The October issue of Military History Monthly, the British military history magazine, is on sale today.

In the latest issue we cover:

Eastern Front, 1914
Focusing on the Battles of Lemberg and Tannenberg, David Porter analyses the clash of empires in the east at the beginning of World War I – a vast war of movement that saw Russia taking on Germany and Austria-Hungary in the marshes of the Masurian Lakes and the foothills of the Carpathian Mountains.

No Mercy at Sea – The Battle of Sluys, 1340
Matt Phillips argues that, despite the triumph of the English longbow, Sluys did not mark the beginning of English maritime supremacy.
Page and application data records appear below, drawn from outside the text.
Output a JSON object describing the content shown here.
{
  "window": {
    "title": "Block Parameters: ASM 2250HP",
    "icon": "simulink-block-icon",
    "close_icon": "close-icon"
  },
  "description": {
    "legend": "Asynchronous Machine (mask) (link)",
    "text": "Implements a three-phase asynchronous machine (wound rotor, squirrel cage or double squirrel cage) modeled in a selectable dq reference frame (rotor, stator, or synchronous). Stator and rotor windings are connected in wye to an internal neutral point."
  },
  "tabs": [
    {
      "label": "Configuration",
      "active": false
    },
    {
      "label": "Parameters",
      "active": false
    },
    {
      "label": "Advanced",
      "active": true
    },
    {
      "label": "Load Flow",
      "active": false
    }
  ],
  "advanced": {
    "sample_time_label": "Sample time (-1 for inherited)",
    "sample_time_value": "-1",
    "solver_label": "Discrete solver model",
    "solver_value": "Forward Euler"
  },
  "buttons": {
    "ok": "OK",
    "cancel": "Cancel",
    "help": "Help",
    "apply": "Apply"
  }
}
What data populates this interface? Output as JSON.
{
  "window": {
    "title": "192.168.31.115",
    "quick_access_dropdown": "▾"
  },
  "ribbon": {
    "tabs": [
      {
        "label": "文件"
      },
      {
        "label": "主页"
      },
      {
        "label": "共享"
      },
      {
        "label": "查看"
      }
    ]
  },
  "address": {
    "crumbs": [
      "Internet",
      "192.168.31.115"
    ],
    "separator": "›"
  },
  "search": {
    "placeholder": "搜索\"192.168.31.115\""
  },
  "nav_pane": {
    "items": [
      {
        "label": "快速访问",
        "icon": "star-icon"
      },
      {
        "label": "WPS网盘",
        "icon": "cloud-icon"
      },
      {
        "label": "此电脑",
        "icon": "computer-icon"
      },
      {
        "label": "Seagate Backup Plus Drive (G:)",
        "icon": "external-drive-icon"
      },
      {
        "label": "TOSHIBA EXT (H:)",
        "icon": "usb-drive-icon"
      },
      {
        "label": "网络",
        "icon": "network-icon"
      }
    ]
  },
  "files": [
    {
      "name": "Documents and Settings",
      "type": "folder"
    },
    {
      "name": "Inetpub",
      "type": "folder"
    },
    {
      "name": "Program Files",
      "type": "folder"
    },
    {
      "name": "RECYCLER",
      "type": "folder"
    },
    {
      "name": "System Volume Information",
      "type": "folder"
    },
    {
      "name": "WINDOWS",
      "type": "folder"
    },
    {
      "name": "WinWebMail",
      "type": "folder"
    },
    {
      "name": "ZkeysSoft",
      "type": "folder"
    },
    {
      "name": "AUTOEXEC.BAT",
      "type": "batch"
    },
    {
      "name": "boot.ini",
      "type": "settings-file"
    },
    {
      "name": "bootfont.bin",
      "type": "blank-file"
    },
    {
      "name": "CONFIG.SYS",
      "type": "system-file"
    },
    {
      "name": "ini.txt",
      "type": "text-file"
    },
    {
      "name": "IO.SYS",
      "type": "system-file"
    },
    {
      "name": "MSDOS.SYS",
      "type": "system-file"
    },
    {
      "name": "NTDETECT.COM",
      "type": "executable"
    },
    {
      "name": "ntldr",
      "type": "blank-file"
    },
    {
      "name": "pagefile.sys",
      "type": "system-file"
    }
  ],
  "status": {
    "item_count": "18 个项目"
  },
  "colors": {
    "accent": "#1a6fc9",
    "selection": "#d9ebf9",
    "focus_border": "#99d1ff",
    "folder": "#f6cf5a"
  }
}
Kesselring – Great commander or war criminal?
Andrew Sangster investigates black marks on the wartime record of WWII German general Albert Kesselring.

‘Glorious though Unfortunate Battle’ – The Black Watch at Ticonderoga
John Sadler revisits the the murderous British assault on the heavily defended Fort Ticonderoga in 1758.

 


From the editor

Neil Faulkner, Editor

The First World War on the Western Front can be divided into four main phases: a war of movement in the summer and autumn of 1914; a war of trench stalemate through 1915; a succession of failed great offensives to break that stalemate in 1916 and 1917; and a renewed war of movement in 1918.

The sequence on the Eastern Front was radically different. It involved a see-saw struggle between three rival empires – German, Russian, and Austro-Hungarian – for control of the huge contested spaces of Eastern Europe.

Offensives frequently broke through. Sometimes the victors advanced 100, 200, even 300 miles. But then they would lose momentum as they advanced ever further from their bases of supply in a region with few railways.

Because the relationship between mass and space was different, a war of movement continued in the East between periods of trench-war stasis. Yet the war was no less murderous than on the Western Front. The size of modern armies and the killing-power of modern weaponry ensured that offensives involved massive casualties.

In our special feature this issue, David Porter analyses the two critical opening battles of WWI on the Eastern Front: Tannenberg and Lemberg/Przemyśl.

Also in this issue, historian Matt Phillips analyses the English naval victory at the Battle of Sluys in 1340, John Sadler recalls the doomed Black Watch assault on the French fortress of Ticonderoga in 1758, while Andrew Sangster discusses the controversial career of Field-Marshal Albert Kesselring – for some, one of Germany’s greatest WWII commanders; for others, an accomplice in Nazi atrocities.